Directions for this task -> Among the records below, find each line containing the word "development" and copy it.

Available data ->
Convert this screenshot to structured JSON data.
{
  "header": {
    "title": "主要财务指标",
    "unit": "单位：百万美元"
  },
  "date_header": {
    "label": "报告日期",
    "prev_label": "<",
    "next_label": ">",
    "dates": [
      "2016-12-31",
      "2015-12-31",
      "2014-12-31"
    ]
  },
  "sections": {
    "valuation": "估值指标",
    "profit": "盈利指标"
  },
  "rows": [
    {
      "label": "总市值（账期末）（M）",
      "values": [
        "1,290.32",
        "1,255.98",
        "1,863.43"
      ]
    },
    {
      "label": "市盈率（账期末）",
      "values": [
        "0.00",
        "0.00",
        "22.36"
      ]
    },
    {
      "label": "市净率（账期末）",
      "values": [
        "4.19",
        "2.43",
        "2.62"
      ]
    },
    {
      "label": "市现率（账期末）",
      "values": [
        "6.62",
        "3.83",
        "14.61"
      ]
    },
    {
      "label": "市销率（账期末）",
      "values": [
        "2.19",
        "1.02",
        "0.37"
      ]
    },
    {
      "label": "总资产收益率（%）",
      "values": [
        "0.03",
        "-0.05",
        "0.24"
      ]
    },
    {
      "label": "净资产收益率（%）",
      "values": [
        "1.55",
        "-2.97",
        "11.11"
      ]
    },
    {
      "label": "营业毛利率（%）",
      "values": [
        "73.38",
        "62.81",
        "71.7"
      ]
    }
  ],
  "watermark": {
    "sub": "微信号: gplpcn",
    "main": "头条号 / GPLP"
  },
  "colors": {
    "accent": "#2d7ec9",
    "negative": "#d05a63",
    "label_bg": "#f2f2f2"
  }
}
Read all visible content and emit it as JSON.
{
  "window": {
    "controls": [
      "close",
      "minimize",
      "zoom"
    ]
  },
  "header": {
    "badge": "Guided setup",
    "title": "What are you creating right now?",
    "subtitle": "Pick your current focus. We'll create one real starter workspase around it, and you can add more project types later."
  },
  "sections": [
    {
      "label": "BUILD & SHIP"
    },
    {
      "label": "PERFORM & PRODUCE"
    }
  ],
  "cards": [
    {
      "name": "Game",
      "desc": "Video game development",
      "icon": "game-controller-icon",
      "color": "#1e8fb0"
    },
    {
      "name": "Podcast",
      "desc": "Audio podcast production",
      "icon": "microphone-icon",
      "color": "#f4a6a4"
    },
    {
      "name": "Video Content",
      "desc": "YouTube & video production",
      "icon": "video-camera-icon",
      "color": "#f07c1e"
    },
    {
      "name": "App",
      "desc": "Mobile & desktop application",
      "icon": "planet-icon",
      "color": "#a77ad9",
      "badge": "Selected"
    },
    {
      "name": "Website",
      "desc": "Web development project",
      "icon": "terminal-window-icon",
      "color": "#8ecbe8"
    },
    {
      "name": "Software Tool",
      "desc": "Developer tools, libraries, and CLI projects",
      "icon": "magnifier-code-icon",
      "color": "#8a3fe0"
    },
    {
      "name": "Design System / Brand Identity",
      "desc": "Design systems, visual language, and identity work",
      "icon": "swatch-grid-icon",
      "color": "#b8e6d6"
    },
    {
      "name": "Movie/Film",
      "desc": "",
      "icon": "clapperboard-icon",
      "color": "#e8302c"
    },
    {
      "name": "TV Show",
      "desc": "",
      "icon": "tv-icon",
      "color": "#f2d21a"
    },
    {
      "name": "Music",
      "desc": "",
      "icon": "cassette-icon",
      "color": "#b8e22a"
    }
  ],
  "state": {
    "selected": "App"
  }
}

Output of the exercise ->
      "desc": "Video game development",
      "desc": "Web development project",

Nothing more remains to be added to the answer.